= WHAT TO PRODUCE =
Whenever the string "本地磁盘" turns up in a line below, that line should be copied.

::: TASK INPUT :::

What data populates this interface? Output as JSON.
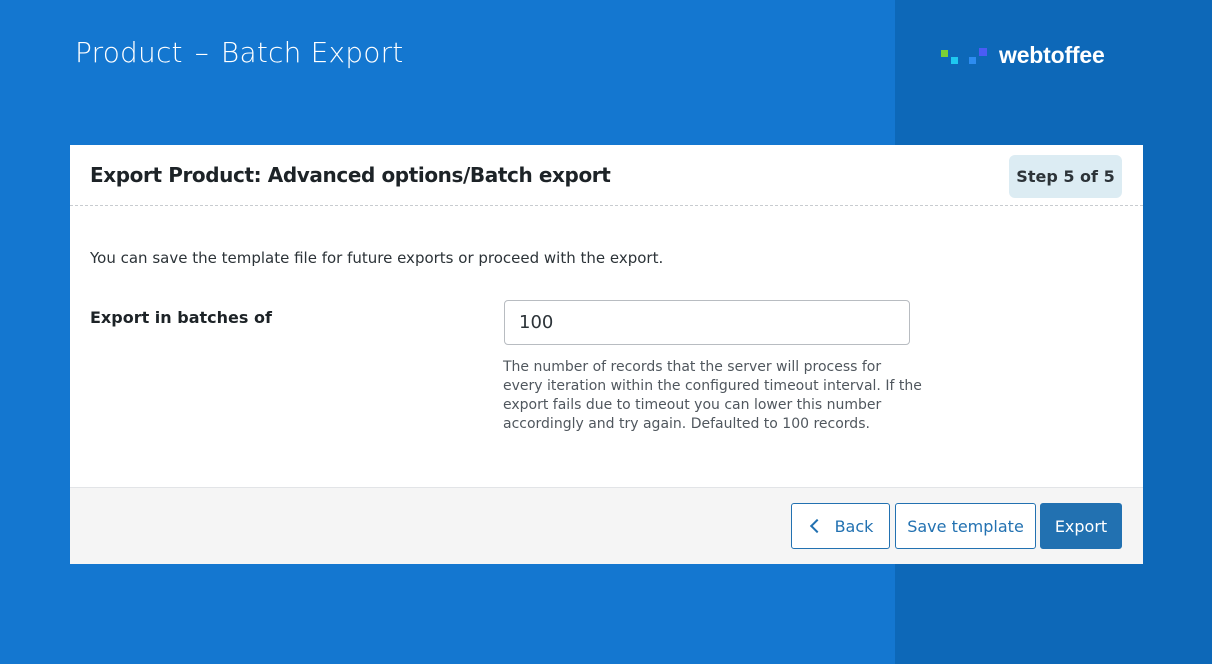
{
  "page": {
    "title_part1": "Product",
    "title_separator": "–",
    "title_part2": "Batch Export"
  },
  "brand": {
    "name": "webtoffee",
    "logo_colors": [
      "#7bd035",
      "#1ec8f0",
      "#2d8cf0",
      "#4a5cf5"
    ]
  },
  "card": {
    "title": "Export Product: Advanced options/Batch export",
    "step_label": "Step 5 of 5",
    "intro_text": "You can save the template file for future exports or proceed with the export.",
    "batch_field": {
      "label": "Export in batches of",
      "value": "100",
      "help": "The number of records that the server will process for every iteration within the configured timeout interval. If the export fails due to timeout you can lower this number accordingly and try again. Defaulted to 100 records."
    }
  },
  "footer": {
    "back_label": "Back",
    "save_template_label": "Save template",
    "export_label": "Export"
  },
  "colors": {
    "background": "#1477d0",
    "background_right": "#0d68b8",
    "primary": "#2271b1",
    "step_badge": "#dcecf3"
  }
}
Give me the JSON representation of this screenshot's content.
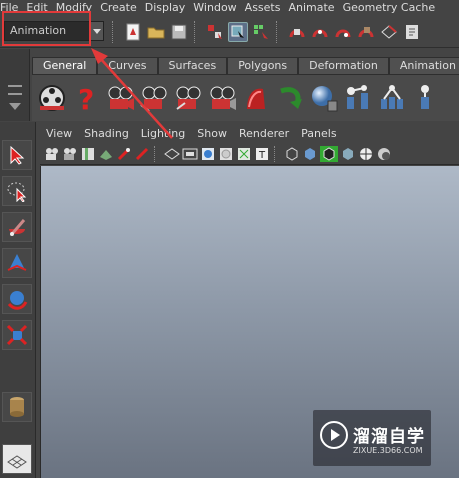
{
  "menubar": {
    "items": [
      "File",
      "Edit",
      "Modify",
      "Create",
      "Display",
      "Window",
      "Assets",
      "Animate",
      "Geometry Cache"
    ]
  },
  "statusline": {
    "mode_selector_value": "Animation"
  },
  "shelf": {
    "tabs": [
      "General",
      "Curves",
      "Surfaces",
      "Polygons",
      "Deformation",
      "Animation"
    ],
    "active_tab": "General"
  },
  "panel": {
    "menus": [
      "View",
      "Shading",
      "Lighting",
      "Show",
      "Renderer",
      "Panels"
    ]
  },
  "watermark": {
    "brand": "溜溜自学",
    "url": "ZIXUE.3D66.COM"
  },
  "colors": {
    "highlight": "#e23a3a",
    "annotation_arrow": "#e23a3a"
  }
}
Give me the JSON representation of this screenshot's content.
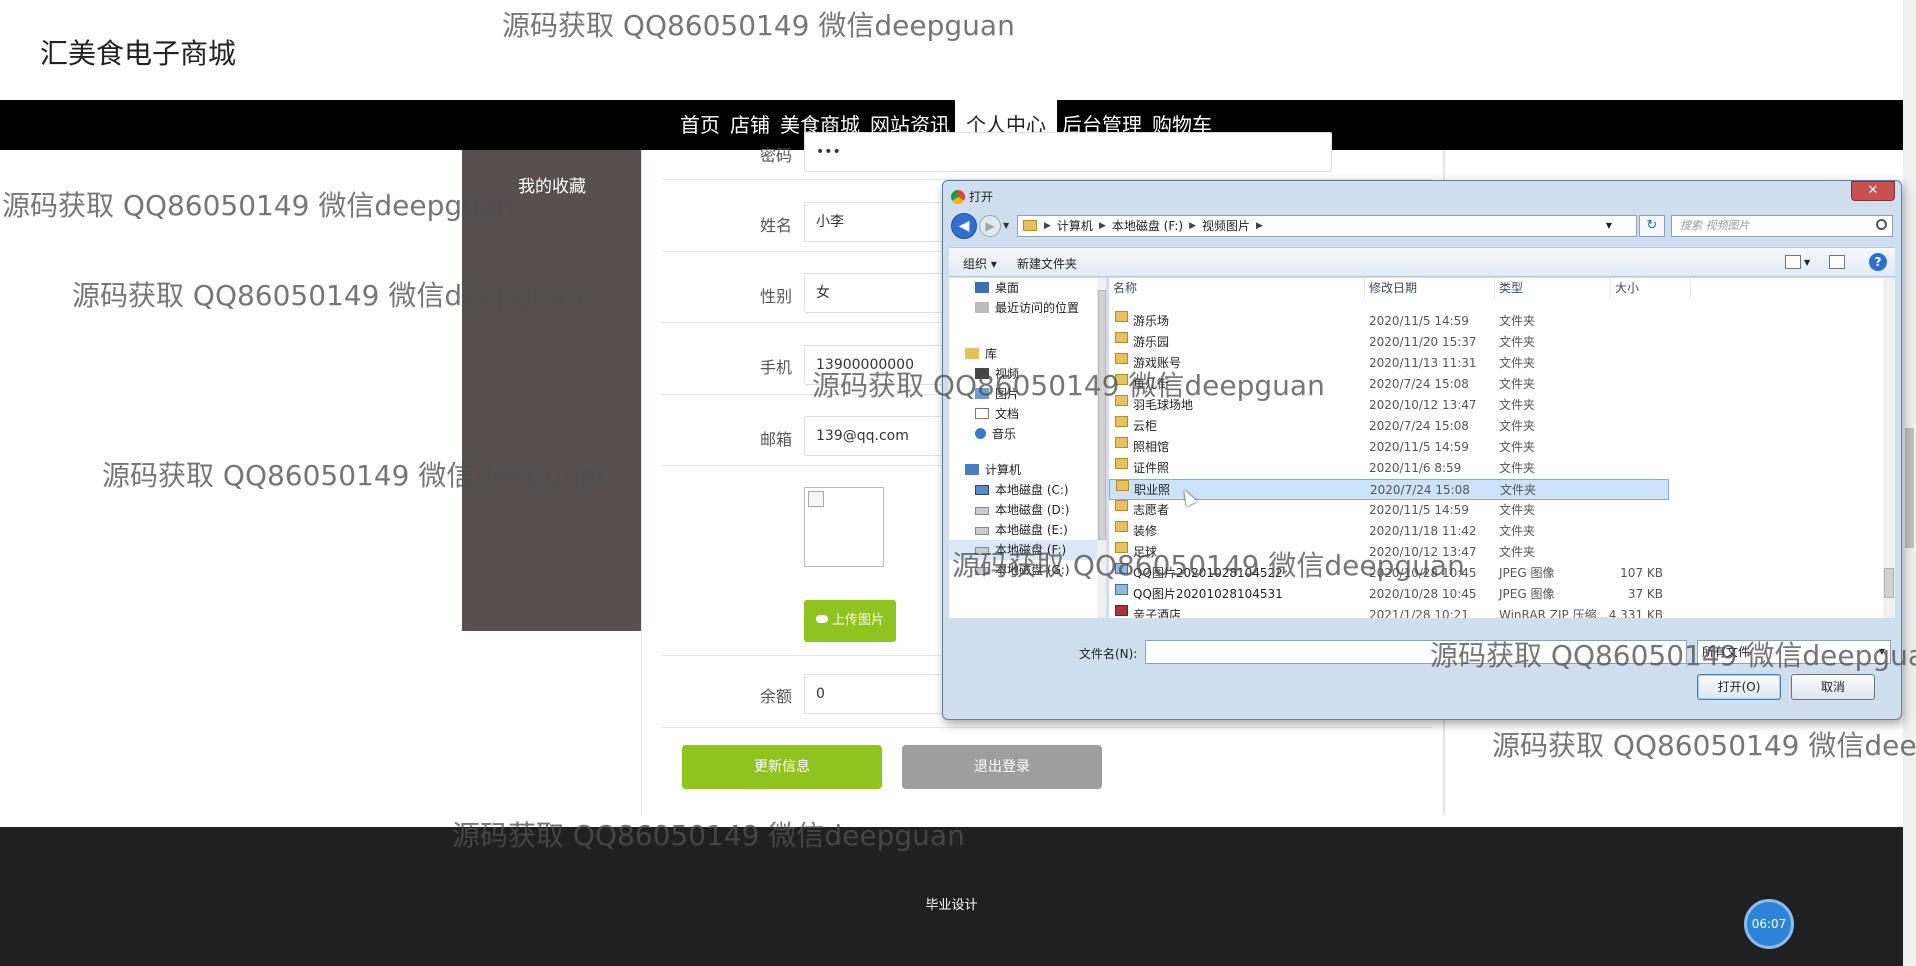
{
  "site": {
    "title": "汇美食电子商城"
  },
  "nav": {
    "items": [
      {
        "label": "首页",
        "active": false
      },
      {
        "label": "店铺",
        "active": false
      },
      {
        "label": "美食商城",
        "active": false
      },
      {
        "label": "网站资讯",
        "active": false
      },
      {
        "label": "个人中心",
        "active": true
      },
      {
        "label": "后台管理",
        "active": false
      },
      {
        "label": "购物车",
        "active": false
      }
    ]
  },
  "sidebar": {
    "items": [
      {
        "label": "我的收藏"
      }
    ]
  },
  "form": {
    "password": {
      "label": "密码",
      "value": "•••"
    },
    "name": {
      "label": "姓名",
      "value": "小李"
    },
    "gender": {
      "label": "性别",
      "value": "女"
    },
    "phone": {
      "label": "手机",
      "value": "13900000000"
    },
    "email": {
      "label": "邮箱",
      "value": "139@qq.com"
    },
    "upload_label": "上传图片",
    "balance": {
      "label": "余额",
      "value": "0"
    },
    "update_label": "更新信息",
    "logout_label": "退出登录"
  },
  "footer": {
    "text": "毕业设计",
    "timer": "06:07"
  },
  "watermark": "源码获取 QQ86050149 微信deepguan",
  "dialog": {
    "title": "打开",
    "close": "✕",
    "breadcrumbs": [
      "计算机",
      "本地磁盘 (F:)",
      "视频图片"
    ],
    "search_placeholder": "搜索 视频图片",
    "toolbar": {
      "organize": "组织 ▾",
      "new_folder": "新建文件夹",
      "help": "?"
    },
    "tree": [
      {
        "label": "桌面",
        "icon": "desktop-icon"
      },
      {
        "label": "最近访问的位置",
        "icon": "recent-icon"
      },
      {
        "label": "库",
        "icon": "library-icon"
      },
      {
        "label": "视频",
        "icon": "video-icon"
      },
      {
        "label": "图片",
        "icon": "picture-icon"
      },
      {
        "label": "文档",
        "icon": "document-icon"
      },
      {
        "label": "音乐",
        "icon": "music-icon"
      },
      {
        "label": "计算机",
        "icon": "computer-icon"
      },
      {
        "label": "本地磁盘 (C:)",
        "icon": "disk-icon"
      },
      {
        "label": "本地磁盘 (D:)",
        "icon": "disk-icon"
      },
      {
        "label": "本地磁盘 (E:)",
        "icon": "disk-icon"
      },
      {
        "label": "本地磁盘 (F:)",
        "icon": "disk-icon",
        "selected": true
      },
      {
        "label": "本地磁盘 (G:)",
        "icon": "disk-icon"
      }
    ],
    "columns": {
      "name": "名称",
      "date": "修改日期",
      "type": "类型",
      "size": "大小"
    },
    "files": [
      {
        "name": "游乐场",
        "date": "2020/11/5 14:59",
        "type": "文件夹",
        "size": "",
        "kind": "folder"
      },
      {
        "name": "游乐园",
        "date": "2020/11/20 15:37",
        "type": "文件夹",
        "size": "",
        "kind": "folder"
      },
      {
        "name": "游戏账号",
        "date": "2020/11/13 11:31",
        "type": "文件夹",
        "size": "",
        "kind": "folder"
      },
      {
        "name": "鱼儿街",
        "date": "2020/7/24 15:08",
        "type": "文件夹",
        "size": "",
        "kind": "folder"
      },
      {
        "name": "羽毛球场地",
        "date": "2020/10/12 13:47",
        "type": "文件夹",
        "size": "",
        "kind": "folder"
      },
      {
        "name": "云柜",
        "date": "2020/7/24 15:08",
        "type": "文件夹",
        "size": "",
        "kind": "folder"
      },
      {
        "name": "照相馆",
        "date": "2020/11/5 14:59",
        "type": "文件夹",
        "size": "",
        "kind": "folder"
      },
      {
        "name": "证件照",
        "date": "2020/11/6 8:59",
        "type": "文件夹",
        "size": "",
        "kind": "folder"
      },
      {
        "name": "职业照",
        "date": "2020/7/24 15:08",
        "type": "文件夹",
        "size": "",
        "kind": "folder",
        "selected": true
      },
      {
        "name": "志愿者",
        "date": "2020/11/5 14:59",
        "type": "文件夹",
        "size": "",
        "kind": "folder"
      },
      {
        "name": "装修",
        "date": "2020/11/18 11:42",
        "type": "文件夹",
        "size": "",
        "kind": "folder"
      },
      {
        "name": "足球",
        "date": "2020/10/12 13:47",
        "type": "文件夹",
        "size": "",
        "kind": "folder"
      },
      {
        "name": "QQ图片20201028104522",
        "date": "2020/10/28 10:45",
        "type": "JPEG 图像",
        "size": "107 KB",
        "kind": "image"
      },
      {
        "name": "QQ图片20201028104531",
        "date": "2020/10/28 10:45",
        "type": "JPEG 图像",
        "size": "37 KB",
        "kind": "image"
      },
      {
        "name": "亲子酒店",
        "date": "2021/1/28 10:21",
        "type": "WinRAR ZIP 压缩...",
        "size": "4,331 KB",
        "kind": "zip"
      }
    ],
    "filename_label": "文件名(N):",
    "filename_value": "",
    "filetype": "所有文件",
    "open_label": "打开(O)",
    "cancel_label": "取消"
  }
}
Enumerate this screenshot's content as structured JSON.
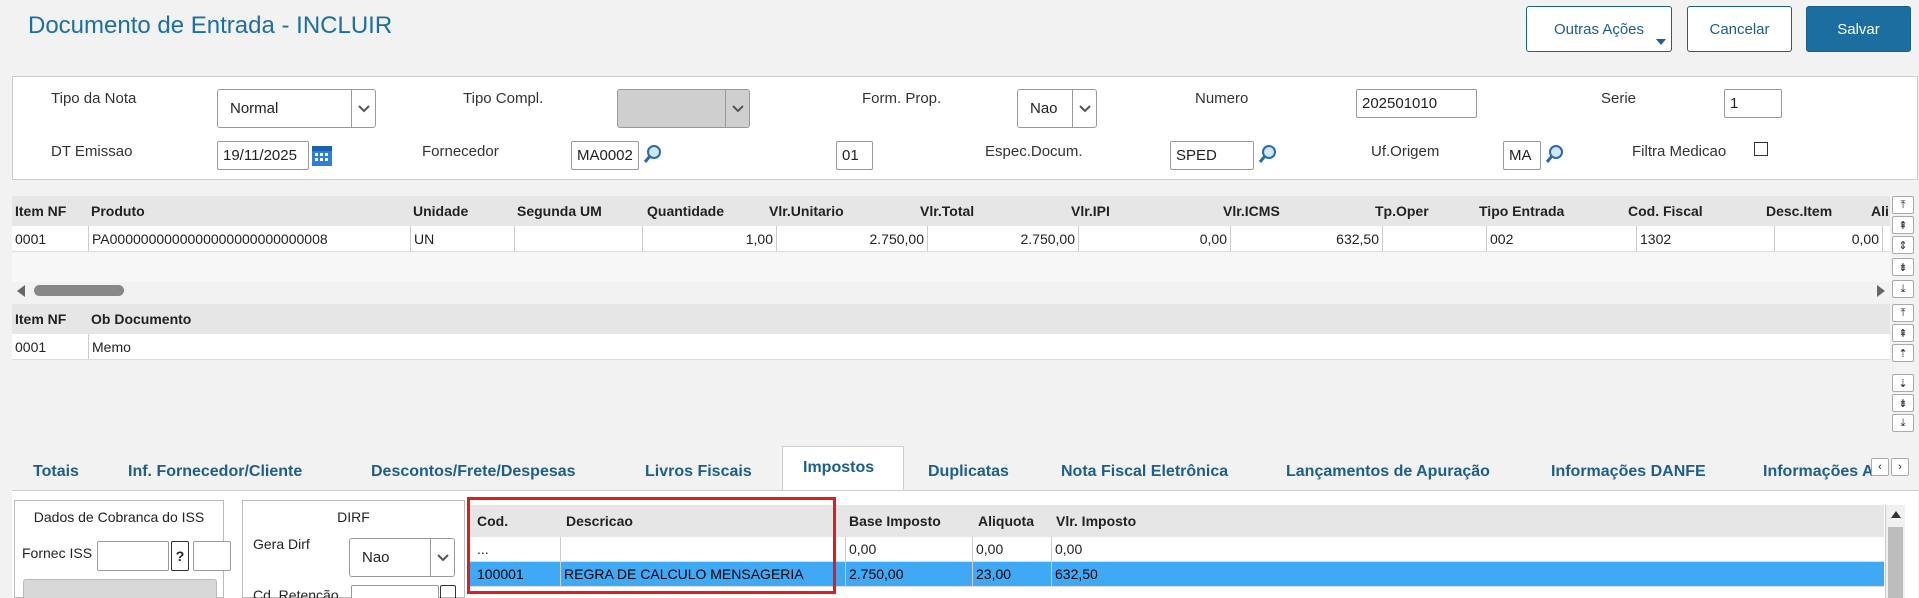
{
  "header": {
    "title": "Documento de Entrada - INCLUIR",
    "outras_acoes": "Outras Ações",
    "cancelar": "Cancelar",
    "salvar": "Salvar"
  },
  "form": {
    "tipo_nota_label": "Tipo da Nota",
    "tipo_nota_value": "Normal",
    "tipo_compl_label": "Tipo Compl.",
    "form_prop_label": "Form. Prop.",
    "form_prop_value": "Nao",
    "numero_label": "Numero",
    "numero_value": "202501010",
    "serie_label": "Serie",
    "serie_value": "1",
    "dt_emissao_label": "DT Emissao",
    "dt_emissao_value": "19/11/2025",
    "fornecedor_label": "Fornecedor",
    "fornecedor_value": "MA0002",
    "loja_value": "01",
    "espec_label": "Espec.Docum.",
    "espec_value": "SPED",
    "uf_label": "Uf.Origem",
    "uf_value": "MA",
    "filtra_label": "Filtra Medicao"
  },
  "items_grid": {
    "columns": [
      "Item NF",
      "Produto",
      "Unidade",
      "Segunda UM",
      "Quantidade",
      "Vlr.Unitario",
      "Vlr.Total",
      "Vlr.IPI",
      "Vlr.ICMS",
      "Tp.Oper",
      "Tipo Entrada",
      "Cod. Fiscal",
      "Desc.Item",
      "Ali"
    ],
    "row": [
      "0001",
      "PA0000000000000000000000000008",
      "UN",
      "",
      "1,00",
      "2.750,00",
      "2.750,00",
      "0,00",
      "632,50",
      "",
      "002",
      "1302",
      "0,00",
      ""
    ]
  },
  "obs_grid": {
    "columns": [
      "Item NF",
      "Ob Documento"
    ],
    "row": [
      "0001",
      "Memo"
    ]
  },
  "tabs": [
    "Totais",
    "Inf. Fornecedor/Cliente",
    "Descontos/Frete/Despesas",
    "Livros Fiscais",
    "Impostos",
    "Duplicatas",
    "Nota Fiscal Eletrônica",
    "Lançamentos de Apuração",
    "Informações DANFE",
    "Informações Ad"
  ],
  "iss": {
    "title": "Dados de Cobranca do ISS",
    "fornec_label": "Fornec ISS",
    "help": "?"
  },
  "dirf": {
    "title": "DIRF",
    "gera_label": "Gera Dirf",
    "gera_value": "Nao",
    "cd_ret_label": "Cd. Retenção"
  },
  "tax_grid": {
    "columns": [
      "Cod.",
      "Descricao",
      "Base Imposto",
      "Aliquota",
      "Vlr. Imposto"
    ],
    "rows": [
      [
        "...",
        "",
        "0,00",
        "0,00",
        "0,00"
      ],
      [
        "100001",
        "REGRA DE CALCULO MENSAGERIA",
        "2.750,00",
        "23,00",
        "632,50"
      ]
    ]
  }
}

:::

= TASK SOLUTION =
      "本地磁盘 (F:)",
        "label": "本地磁盘 (C:)",
        "label": "本地磁盘 (D:)",
        "label": "本地磁盘 (E:)",
        "label": "本地磁盘 (F:)",
        "label": "本地磁盘 (G:)",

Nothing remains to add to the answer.